At no other time in the history of the social movements in Iran have the left’s ideals have gained so much popularity. The left is not a marginal force. It is a major fighting force and the current changes are providing the grounds for its emergence as the leader of change in Iran.

ATC: Obviously the Kurdish struggle is critically important in shaping the future of Iraq. Is there a connection with the Kurdish minority in Iran, and what is the view of Iranian Kurds about the Islamic Republic?

A.J.: The Kurdish nationalist forces support each other. Jalal Talabani and Masoud Barzani (leaders of the two main Iraqi Kurdish factions–ed.) have their allies and friends in Iran, the Kurdish Democratic Party of Iran.

On the other hand, the left has its allies too. The Worker-communist Party of Iraq is a close ally of the WPI. The division is not based on so-called nationality, it is class based. It is a political division.

Regarding the second part of your question, the people in Kurdistan don’t have a single uniform view of the events in Iran, the Islamic regime or the future of the society. Like any class-based society, the people in Kurdistan are divided along the social and class line.

The nationalist forces in Kurdistan supported Khatami and defended one faction of the Islamic regime against the will of the people, which was the overthrow of the Islamic regime. The Worker-communist Party of Iran has fought hard against the entirety of the Islamic regime.

I should also add that nationalism is a reactionary force today. The divisions, the animosity and the prejudice that they cause among the people are poisonous to the society. In the struggle for the future of Iran the Kurdish nationalists are in one camp with the “Iranian” nationalists.

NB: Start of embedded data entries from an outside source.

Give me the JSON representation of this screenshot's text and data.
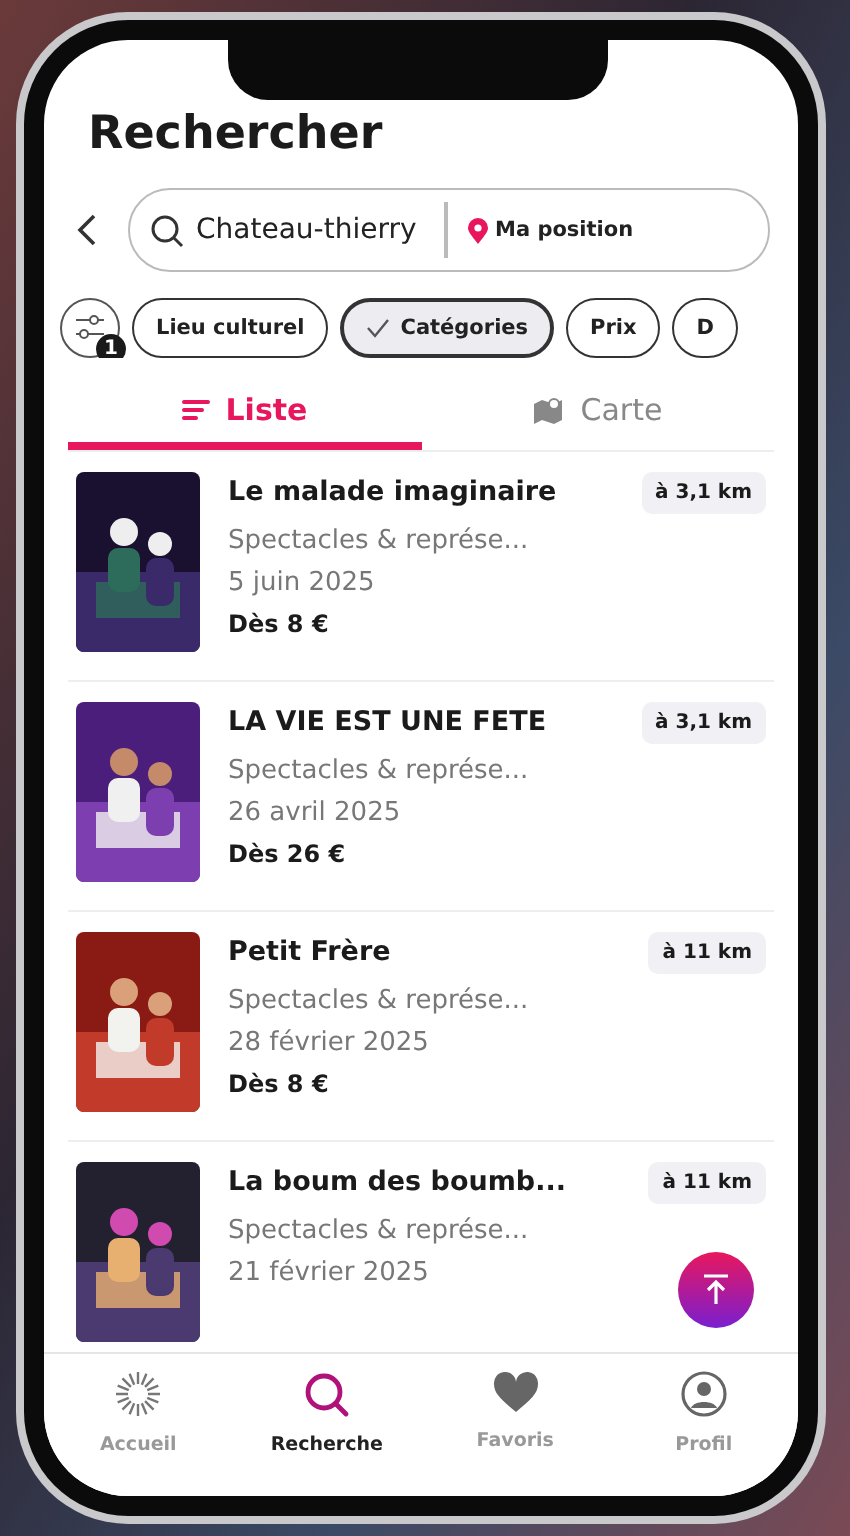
{
  "header": {
    "title": "Rechercher"
  },
  "search": {
    "value": "Chateau-thierry",
    "location_button": "Ma position"
  },
  "filters": {
    "badge": "1",
    "chips": [
      {
        "label": "Lieu culturel",
        "selected": false
      },
      {
        "label": "Catégories",
        "selected": true
      },
      {
        "label": "Prix",
        "selected": false
      },
      {
        "label": "D",
        "selected": false
      }
    ]
  },
  "tabs": [
    {
      "label": "Liste",
      "selected": true
    },
    {
      "label": "Carte",
      "selected": false
    }
  ],
  "results": [
    {
      "title": "Le malade imaginaire",
      "category": "Spectacles & représe...",
      "date": "5 juin 2025",
      "price": "Dès 8 €",
      "distance": "à 3,1 km"
    },
    {
      "title": "LA VIE EST UNE FETE",
      "category": "Spectacles & représe...",
      "date": "26 avril 2025",
      "price": "Dès 26 €",
      "distance": "à 3,1 km"
    },
    {
      "title": "Petit Frère",
      "category": "Spectacles & représe...",
      "date": "28 février 2025",
      "price": "Dès 8 €",
      "distance": "à 11 km"
    },
    {
      "title": "La boum des boumb...",
      "category": "Spectacles & représe...",
      "date": "21 février 2025",
      "distance": "à 11 km"
    }
  ],
  "nav": [
    {
      "label": "Accueil",
      "selected": false
    },
    {
      "label": "Recherche",
      "selected": true
    },
    {
      "label": "Favoris",
      "selected": false
    },
    {
      "label": "Profil",
      "selected": false
    }
  ]
}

ATC: What are the organizations of the Iranian left today, inside and outside the country? What do you think are its prospects for becoming a significant force?

A.J.: The Worker-communist Party of Iran, as I mentioned earlier, represents the left in this era in the history of Iran. Socialism, equality and social justice are identified with the WPI.

There are some other small left organizations, but they are marginal and don’t constitute a noticeable force. As a social movement, they are filled with nationalistic sentiments and policies. Also they were partly supporting the Khatami’s project.

The chances for the left to lead a social revolution in Iran are noticeable. In fact, there is a window of opportunity and that is the excitement of the events today. What is pushing the left forward and providing the social basis for its success is the revolutionary movement in Iran.

However, I should also add that the success is not guaranteed. The victory is not written on our forehead. We have many challenges to confront. Many things have to be done.

ATC: At one time, before its alliance with Saddam Hussein, the Peoples Mojahedin Organization of Iran (PMOI) was a significant opposition force. Does it retain any support or is it a relic of the past?

A.J.: At no time in the past twenty years has the Mojahedin have been a social force. Yes, they were organized. Yes, they have or had lots of resources. But no, they have not been a social force.

The Mojahedin are in my opinion a religious-political sect. They don’t have any root in any social movement in Iran. They don’t represent any social movement, right or left, reactionary or progressive. They are a religious sect. The society in its developments and changes does not resort to these religious antisocial sects or permit them to gain an upper hand.

Furthermore, one of the characteristics of the social movement in Iran is its anti-religious character. The people who are trying to get rid of an Islamic regime would not grant any chance to any religious grouping.

Mojahedin have no future in Iran’s developments. The end of the Islamic regime would also mean the demise of political Islam. This would change the political scene in the Middle East.

ATC 106, September-October 2003